** Opening THE DATA block **

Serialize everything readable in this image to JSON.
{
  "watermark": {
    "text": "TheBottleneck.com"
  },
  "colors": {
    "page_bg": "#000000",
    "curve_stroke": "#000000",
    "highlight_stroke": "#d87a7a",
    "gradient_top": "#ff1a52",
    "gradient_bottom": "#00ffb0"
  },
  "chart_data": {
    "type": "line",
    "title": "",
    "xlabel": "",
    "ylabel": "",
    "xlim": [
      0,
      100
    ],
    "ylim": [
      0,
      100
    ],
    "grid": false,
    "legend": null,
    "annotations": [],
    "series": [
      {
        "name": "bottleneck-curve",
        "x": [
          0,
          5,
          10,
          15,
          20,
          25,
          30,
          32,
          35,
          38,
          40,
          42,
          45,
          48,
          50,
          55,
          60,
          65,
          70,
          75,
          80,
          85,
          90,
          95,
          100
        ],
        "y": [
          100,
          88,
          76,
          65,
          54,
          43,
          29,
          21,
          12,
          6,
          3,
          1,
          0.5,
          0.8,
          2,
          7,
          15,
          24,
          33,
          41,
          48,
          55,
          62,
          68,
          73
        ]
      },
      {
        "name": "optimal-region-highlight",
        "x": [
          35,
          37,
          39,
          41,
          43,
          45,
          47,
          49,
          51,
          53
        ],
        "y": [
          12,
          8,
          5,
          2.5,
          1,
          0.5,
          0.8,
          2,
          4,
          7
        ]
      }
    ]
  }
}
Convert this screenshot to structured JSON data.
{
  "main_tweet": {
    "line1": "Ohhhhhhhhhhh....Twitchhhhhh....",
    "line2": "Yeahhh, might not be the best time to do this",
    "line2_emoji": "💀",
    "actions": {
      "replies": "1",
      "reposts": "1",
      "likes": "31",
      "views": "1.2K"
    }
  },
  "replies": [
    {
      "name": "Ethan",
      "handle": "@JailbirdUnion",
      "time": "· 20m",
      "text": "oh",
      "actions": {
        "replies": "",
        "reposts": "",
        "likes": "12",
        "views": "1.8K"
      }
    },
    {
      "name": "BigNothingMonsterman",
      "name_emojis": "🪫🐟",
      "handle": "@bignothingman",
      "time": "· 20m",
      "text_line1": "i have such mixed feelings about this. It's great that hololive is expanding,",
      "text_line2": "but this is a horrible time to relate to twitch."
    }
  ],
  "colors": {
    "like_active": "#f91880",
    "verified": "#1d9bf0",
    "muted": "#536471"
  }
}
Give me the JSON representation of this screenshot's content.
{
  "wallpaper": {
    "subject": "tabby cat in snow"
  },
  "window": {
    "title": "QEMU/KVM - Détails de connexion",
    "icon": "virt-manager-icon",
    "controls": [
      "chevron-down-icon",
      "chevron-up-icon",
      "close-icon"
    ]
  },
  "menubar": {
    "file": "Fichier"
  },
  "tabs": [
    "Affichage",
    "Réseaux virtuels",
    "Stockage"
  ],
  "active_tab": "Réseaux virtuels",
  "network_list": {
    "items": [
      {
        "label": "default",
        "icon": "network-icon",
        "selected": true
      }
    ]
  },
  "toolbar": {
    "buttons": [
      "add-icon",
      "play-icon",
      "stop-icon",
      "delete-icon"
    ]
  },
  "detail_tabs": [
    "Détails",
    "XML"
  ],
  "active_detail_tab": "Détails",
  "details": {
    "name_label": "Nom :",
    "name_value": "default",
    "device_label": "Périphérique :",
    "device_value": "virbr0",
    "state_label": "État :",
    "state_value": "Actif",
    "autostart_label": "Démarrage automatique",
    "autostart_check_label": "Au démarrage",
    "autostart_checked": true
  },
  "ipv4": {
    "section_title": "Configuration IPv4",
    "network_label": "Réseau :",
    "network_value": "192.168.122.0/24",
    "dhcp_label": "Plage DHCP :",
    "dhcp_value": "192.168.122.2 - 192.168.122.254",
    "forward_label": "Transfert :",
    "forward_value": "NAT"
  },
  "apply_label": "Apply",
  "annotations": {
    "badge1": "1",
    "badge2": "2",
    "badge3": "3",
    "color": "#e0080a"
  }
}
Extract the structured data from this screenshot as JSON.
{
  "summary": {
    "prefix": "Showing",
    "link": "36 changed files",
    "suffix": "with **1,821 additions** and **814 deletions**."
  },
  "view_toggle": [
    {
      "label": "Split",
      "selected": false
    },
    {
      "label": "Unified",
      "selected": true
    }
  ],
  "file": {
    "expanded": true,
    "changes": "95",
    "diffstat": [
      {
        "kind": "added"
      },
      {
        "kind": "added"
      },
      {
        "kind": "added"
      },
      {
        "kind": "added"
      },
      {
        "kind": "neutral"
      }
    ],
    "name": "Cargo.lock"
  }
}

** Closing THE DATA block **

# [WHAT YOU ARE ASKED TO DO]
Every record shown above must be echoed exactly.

# [WORKED SOLUTION]
Serialize everything readable in this image to JSON.
{
  "watermark": {
    "text": "TheBottleneck.com"
  },
  "colors": {
    "page_bg": "#000000",
    "curve_stroke": "#000000",
    "highlight_stroke": "#d87a7a",
    "gradient_top": "#ff1a52",
    "gradient_bottom": "#00ffb0"
  },
  "chart_data": {
    "type": "line",
    "title": "",
    "xlabel": "",
    "ylabel": "",
    "xlim": [
      0,
      100
    ],
    "ylim": [
      0,
      100
    ],
    "grid": false,
    "legend": null,
    "annotations": [],
    "series": [
      {
        "name": "bottleneck-curve",
        "x": [
          0,
          5,
          10,
          15,
          20,
          25,
          30,
          32,
          35,
          38,
          40,
          42,
          45,
          48,
          50,
          55,
          60,
          65,
          70,
          75,
          80,
          85,
          90,
          95,
          100
        ],
        "y": [
          100,
          88,
          76,
          65,
          54,
          43,
          29,
          21,
          12,
          6,
          3,
          1,
          0.5,
          0.8,
          2,
          7,
          15,
          24,
          33,
          41,
          48,
          55,
          62,
          68,
          73
        ]
      },
      {
        "name": "optimal-region-highlight",
        "x": [
          35,
          37,
          39,
          41,
          43,
          45,
          47,
          49,
          51,
          53
        ],
        "y": [
          12,
          8,
          5,
          2.5,
          1,
          0.5,
          0.8,
          2,
          4,
          7
        ]
      }
    ]
  }
}
Convert this screenshot to structured JSON data.
{
  "main_tweet": {
    "line1": "Ohhhhhhhhhhh....Twitchhhhhh....",
    "line2": "Yeahhh, might not be the best time to do this",
    "line2_emoji": "💀",
    "actions": {
      "replies": "1",
      "reposts": "1",
      "likes": "31",
      "views": "1.2K"
    }
  },
  "replies": [
    {
      "name": "Ethan",
      "handle": "@JailbirdUnion",
      "time": "· 20m",
      "text": "oh",
      "actions": {
        "replies": "",
        "reposts": "",
        "likes": "12",
        "views": "1.8K"
      }
    },
    {
      "name": "BigNothingMonsterman",
      "name_emojis": "🪫🐟",
      "handle": "@bignothingman",
      "time": "· 20m",
      "text_line1": "i have such mixed feelings about this. It's great that hololive is expanding,",
      "text_line2": "but this is a horrible time to relate to twitch."
    }
  ],
  "colors": {
    "like_active": "#f91880",
    "verified": "#1d9bf0",
    "muted": "#536471"
  }
}
Give me the JSON representation of this screenshot's content.
{
  "wallpaper": {
    "subject": "tabby cat in snow"
  },
  "window": {
    "title": "QEMU/KVM - Détails de connexion",
    "icon": "virt-manager-icon",
    "controls": [
      "chevron-down-icon",
      "chevron-up-icon",
      "close-icon"
    ]
  },
  "menubar": {
    "file": "Fichier"
  },
  "tabs": [
    "Affichage",
    "Réseaux virtuels",
    "Stockage"
  ],
  "active_tab": "Réseaux virtuels",
  "network_list": {
    "items": [
      {
        "label": "default",
        "icon": "network-icon",
        "selected": true
      }
    ]
  },
  "toolbar": {
    "buttons": [
      "add-icon",
      "play-icon",
      "stop-icon",
      "delete-icon"
    ]
  },
  "detail_tabs": [
    "Détails",
    "XML"
  ],
  "active_detail_tab": "Détails",
  "details": {
    "name_label": "Nom :",
    "name_value": "default",
    "device_label": "Périphérique :",
    "device_value": "virbr0",
    "state_label": "État :",
    "state_value": "Actif",
    "autostart_label": "Démarrage automatique",
    "autostart_check_label": "Au démarrage",
    "autostart_checked": true
  },
  "ipv4": {
    "section_title": "Configuration IPv4",
    "network_label": "Réseau :",
    "network_value": "192.168.122.0/24",
    "dhcp_label": "Plage DHCP :",
    "dhcp_value": "192.168.122.2 - 192.168.122.254",
    "forward_label": "Transfert :",
    "forward_value": "NAT"
  },
  "apply_label": "Apply",
  "annotations": {
    "badge1": "1",
    "badge2": "2",
    "badge3": "3",
    "color": "#e0080a"
  }
}
Extract the structured data from this screenshot as JSON.
{
  "summary": {
    "prefix": "Showing",
    "link": "36 changed files",
    "suffix": "with **1,821 additions** and **814 deletions**."
  },
  "view_toggle": [
    {
      "label": "Split",
      "selected": false
    },
    {
      "label": "Unified",
      "selected": true
    }
  ],
  "file": {
    "expanded": true,
    "changes": "95",
    "diffstat": [
      {
        "kind": "added"
      },
      {
        "kind": "added"
      },
      {
        "kind": "added"
      },
      {
        "kind": "added"
      },
      {
        "kind": "neutral"
      }
    ],
    "name": "Cargo.lock"
  }
}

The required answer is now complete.